“Flatten the curve” is the goal when it applies to the COVID-19 infections graph. But that's not the goal for a vaccination graph, especially in a county where just over 50% of eligible residents are fully vaccinated.
Unfortunately, Allen County's vaccine graph is trending downward as its infections graph climbs. This is not the route to ending the pandemic. With the start of the school year days away and a majority of students too young to be inoculated, the unvaccinated residents who are eligible must step up and do the right thing.
Allen County recorded its 700th COVID-related death this week, along with 82 new virus cases. The seven-day positivity rate for infections climbed to 7.8%.
Statewide, the positivity rate stood at 6.7% as of Thursday. Another 1,284 Hoosiers were diagnosed with the coronavirus. Six deaths were added to a death toll approaching 14,000.
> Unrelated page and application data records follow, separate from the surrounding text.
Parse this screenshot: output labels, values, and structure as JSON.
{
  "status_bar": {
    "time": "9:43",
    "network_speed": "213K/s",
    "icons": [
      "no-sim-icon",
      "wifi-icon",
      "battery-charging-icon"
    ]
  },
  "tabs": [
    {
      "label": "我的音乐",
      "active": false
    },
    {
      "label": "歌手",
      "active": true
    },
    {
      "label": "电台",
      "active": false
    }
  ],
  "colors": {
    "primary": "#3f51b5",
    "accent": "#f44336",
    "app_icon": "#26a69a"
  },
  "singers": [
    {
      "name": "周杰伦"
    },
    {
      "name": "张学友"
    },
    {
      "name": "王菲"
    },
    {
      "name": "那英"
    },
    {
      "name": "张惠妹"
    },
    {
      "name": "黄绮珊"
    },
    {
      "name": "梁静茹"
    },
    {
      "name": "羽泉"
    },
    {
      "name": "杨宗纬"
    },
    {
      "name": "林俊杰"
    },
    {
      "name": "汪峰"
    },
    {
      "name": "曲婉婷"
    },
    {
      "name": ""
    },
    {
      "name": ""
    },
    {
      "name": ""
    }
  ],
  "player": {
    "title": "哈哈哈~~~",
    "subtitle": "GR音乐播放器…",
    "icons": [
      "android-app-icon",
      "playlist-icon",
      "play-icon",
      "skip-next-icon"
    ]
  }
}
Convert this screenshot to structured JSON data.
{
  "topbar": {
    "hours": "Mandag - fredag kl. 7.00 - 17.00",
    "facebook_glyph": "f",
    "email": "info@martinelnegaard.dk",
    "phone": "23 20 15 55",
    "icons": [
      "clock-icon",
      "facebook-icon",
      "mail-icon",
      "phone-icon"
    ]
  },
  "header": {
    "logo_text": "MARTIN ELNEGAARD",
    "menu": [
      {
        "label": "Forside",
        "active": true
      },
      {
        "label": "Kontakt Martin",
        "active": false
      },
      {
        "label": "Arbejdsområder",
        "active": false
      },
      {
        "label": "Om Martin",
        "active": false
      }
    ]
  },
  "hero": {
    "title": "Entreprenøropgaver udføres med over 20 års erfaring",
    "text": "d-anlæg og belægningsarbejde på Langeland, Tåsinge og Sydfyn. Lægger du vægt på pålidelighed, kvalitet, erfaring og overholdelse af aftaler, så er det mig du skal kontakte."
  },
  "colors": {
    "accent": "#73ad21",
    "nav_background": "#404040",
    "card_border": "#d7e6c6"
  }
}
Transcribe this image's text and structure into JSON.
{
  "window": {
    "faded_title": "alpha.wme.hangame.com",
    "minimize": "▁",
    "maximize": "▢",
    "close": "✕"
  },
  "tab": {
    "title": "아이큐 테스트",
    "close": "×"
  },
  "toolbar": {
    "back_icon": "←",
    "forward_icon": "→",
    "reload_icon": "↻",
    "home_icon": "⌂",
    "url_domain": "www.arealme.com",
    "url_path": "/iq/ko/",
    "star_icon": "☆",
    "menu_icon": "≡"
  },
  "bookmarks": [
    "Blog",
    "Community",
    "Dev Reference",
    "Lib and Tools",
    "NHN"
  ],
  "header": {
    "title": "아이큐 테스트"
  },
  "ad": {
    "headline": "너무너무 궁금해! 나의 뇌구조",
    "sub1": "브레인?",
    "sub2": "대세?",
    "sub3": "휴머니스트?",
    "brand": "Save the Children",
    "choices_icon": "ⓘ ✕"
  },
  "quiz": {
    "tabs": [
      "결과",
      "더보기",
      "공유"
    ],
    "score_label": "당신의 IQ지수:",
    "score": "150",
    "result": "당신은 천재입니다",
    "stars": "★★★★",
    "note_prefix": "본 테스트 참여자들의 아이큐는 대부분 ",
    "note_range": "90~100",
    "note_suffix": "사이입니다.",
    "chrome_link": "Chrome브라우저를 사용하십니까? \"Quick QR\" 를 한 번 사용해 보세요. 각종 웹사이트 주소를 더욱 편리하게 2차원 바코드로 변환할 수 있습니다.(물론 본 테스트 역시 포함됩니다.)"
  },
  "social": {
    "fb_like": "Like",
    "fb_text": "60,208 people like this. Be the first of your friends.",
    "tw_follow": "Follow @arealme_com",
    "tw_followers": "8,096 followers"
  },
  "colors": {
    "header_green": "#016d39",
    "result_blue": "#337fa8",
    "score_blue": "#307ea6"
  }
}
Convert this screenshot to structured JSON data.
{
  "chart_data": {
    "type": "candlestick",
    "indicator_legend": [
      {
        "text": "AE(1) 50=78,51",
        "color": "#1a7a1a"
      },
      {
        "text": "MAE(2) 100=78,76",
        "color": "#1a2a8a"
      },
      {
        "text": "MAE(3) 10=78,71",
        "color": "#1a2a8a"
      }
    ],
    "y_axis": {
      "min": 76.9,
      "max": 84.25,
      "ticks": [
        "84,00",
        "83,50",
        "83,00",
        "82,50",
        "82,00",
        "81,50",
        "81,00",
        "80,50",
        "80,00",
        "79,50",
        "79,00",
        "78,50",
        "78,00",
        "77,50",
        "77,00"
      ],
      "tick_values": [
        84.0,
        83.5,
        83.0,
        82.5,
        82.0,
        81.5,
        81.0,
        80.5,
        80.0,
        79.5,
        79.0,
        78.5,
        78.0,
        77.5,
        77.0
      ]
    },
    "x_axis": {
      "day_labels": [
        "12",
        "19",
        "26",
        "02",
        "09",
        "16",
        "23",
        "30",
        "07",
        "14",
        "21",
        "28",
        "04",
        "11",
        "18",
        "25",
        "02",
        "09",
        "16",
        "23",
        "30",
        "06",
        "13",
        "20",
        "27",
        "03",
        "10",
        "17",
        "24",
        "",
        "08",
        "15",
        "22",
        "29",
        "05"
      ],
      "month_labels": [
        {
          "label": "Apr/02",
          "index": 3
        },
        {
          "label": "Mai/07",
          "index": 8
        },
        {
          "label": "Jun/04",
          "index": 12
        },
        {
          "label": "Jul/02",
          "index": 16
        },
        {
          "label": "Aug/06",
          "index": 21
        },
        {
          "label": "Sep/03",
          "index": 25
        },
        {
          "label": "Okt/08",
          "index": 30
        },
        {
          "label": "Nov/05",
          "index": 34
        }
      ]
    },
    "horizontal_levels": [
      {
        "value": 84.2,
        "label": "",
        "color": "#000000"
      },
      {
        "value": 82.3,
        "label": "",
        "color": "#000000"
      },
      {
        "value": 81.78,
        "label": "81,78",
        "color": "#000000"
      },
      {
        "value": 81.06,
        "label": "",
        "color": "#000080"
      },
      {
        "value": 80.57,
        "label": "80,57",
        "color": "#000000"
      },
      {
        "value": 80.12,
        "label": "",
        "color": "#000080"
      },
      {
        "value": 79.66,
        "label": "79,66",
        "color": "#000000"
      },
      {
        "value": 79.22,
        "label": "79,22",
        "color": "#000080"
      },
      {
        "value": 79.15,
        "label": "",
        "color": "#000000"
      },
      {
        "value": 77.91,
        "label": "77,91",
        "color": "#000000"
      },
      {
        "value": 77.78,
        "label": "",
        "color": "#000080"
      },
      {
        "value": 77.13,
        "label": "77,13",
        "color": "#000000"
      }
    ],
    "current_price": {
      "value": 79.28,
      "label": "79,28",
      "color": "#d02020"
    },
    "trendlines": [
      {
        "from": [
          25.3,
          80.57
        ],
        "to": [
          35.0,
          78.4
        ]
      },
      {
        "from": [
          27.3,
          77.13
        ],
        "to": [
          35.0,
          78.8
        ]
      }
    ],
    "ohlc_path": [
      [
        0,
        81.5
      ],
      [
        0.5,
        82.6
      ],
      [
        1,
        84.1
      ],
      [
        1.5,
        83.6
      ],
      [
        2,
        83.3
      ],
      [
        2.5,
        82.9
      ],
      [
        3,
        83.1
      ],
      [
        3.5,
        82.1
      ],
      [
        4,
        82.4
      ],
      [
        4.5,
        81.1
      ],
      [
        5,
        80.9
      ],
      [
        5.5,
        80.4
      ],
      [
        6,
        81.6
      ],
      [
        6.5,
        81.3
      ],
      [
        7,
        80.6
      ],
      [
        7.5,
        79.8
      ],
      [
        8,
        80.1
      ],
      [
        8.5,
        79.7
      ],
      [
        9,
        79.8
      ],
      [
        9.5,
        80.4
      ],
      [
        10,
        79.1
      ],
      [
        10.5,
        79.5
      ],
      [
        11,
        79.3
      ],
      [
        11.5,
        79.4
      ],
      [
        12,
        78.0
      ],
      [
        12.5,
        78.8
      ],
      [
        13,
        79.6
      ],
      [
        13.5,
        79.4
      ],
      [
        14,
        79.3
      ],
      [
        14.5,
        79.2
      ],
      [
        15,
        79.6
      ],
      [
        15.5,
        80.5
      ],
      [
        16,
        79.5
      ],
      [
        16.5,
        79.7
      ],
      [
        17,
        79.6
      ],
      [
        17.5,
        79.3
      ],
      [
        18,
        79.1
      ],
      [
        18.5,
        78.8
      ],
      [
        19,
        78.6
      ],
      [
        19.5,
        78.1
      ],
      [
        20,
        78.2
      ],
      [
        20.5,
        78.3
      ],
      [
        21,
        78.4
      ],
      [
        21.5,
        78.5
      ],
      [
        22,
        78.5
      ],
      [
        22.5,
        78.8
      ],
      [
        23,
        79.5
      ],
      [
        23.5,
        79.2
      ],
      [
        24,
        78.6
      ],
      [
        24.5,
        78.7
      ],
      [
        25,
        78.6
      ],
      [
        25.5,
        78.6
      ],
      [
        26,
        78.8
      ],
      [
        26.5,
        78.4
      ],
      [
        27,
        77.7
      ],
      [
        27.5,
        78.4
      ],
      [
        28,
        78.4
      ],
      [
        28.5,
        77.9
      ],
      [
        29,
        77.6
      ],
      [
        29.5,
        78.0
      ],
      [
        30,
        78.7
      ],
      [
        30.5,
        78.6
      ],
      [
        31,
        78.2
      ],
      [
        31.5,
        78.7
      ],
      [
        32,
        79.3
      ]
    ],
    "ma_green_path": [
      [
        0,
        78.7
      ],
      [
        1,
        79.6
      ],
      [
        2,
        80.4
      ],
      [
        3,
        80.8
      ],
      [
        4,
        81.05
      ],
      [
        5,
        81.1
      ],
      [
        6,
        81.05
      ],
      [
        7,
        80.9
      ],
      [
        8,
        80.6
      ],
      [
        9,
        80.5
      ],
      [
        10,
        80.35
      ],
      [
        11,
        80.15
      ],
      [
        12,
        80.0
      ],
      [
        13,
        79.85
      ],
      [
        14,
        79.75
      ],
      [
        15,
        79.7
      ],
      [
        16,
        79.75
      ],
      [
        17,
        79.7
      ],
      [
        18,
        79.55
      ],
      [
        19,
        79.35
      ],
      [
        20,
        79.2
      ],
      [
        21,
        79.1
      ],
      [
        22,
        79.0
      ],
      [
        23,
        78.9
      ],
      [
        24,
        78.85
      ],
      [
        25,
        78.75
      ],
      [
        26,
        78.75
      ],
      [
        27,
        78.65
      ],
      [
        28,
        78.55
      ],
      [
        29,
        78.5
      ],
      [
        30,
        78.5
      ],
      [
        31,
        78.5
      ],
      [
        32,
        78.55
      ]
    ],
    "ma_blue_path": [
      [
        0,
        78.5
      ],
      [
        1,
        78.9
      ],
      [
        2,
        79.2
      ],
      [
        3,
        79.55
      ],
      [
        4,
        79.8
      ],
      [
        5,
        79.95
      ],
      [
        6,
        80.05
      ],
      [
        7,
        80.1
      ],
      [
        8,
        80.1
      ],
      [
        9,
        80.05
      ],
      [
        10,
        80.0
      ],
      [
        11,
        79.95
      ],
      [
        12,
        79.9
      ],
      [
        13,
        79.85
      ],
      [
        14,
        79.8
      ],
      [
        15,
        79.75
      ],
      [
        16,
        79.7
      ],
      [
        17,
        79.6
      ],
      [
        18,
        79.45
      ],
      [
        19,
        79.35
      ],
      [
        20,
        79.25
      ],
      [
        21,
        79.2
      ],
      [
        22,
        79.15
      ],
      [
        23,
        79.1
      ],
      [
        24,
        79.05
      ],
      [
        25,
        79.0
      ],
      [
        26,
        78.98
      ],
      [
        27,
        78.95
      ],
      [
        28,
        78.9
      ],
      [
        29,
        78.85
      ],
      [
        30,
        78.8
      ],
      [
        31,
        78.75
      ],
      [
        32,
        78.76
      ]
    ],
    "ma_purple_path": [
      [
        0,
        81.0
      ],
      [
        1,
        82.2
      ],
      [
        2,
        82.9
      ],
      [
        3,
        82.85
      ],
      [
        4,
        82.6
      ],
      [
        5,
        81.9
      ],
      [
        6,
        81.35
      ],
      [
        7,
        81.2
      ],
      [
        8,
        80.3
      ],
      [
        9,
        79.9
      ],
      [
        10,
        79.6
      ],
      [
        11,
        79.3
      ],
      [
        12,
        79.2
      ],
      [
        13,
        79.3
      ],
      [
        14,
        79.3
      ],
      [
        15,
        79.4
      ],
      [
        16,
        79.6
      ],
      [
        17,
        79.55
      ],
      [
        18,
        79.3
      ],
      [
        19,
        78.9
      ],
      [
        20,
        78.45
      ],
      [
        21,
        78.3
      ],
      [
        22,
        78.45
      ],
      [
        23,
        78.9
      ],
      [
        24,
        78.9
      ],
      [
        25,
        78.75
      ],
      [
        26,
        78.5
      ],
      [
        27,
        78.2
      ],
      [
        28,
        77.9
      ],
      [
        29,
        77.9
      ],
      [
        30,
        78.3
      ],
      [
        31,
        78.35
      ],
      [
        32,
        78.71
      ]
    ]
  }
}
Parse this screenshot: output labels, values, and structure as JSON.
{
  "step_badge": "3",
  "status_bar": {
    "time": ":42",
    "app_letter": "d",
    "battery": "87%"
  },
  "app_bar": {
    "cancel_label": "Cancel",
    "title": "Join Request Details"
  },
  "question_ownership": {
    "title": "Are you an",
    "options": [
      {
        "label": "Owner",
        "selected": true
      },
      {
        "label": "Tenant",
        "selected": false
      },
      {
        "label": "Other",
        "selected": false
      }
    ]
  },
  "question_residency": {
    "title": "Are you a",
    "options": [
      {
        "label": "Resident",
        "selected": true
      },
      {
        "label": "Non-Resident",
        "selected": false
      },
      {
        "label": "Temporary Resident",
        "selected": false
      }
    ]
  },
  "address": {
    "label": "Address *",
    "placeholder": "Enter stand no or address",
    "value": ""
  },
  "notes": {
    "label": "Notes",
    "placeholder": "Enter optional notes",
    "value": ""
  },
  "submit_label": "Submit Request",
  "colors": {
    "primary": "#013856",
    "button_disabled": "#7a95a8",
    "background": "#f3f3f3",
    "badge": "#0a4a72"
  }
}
The low vaccination rate is disheartening, to say the least. In the 46741 area code, northeast of Fort Wayne, only 23.8% of eligible residents are fully vaccinated. Those who aren't place themselves, family, friends and neighbors at risk of infection.
Interruptions to the school year and the loss of learning time will undoubtedly stand as one of the pandemic's most costly and enduring effects. Dr. Tony GiaQuinta, a Fort Wayne pediatrician, laid out some of the damages in an op-ed column published Sunday. In children who took online classes, he described “dramatic weight gains, spikes in insulin resistance and signs of damaged livers from fat deposits resulting from decreased caloric expenditure and unlimited snacking access.”
Even more alarming are his clinic's reports of suicide attempts and completions.
The American Academy of Pediatrics is now recommending all students wear masks in school this fall. With vaccines widely available to anyone older than 12, a return to the classroom without them should have been a no-brainer. But too many adults focused on fighting mask requirements instead of urging vaccinations. Those adults bear responsibility for the unnecessary risk.
Children need to return to school and to classrooms without risk of becoming ill or dying. Adults must step up and be vaccinated.
Allen County Department of Health responds to untruthful claims about the COVID-19 vaccine:
Will the COVID-19 vaccine make me sick with COVID-19?
No. None of the authorized COVID-19 vaccines available in the United States contain live COVID-19 virus and cannot make you sick with COVID-19. Some people experience discomfort in the days following their immunization, which can be an indication the body's immune system is working with the vaccine to develop antibodies. Some common side effects include pain, redness or soreness where the shot was given; fatigue; chills and fever.
Will I test positive for COVID-19 after getting the COVID-19 vaccine?
No. Neither the recently authorized and recommended vaccines nor the other COVID-19 vaccines currently in clinical trials in the United States can cause you to test positive on viral tests.
I already had COVID-19 and recovered – do I still need to get vaccinated?
Yes. Re-infection with COVID-19 is possible. You need to be vaccinated regardless of your COVID-19 history. You may get the COVID-19 vaccine as soon as your isolation period is over and symptoms are gone. You should not get a vaccine while sick or during the isolation period to avoid exposing others.
Will a COVID-19 vaccination protect me from getting sick with COVID-19?
Yes. COVID-19 vaccination teaches your immune system how to recognize and fight off the COVID-19 virus.
Will the COVID-19 vaccine alter my DNA?
Absolutely not. COVID-19 mRNA vaccines do not change or interact with your DNA in any way.